YOUR INSTRUCTIONS: From the entries, copy every line that carries the string "Events".

DATA RECORDS:
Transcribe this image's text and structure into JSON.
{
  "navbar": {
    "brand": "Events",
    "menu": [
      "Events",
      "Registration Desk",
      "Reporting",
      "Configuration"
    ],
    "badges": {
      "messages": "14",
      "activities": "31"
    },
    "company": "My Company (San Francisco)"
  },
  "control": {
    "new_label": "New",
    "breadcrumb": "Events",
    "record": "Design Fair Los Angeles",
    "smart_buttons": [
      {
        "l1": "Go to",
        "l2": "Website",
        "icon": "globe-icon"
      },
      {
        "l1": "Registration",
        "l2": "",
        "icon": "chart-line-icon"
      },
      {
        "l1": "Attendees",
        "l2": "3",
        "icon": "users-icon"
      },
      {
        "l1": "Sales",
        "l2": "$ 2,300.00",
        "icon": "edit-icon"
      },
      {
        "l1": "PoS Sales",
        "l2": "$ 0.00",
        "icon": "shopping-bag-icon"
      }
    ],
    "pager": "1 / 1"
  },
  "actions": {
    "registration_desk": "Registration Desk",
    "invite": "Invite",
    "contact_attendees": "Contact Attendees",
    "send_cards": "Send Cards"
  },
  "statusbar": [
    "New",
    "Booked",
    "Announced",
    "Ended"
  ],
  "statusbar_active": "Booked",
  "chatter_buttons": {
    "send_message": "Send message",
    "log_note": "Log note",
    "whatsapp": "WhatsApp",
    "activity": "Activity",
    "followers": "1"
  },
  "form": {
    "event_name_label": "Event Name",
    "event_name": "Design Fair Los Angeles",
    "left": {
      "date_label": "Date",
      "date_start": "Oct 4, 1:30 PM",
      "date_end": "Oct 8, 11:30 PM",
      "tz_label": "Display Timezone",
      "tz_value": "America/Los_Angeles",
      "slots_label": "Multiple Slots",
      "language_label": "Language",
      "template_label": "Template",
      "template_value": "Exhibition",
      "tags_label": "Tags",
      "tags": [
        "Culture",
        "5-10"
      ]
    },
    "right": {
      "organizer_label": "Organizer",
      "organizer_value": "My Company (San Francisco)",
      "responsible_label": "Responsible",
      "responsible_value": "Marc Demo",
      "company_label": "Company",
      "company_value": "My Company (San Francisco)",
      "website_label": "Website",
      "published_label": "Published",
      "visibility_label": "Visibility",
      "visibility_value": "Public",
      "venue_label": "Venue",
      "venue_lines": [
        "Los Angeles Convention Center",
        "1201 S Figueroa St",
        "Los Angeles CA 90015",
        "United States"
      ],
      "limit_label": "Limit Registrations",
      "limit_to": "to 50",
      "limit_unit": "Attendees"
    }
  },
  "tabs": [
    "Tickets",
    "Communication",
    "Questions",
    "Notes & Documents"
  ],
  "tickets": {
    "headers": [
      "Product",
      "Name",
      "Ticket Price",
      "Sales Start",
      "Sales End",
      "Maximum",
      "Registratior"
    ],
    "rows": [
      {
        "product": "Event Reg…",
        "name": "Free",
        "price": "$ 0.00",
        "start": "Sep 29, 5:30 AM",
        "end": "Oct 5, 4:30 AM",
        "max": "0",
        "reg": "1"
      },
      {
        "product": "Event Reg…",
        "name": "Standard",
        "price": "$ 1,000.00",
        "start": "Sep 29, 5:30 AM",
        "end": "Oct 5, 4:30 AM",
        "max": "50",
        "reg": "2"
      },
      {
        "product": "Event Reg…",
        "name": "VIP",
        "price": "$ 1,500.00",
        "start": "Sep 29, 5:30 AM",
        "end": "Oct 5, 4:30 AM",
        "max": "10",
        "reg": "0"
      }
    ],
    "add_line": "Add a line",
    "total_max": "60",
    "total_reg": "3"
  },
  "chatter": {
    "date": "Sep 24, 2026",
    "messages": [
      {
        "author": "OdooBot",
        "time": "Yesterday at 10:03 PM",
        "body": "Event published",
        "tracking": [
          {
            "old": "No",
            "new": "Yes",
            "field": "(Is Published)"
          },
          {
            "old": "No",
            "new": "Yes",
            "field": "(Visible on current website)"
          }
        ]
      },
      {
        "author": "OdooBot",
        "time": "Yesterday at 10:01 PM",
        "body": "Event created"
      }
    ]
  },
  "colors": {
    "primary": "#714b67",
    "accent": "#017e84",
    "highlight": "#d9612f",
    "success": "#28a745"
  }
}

YOUR RESPONSE:
    "brand": "Events",
      "Events",
    "breadcrumb": "Events",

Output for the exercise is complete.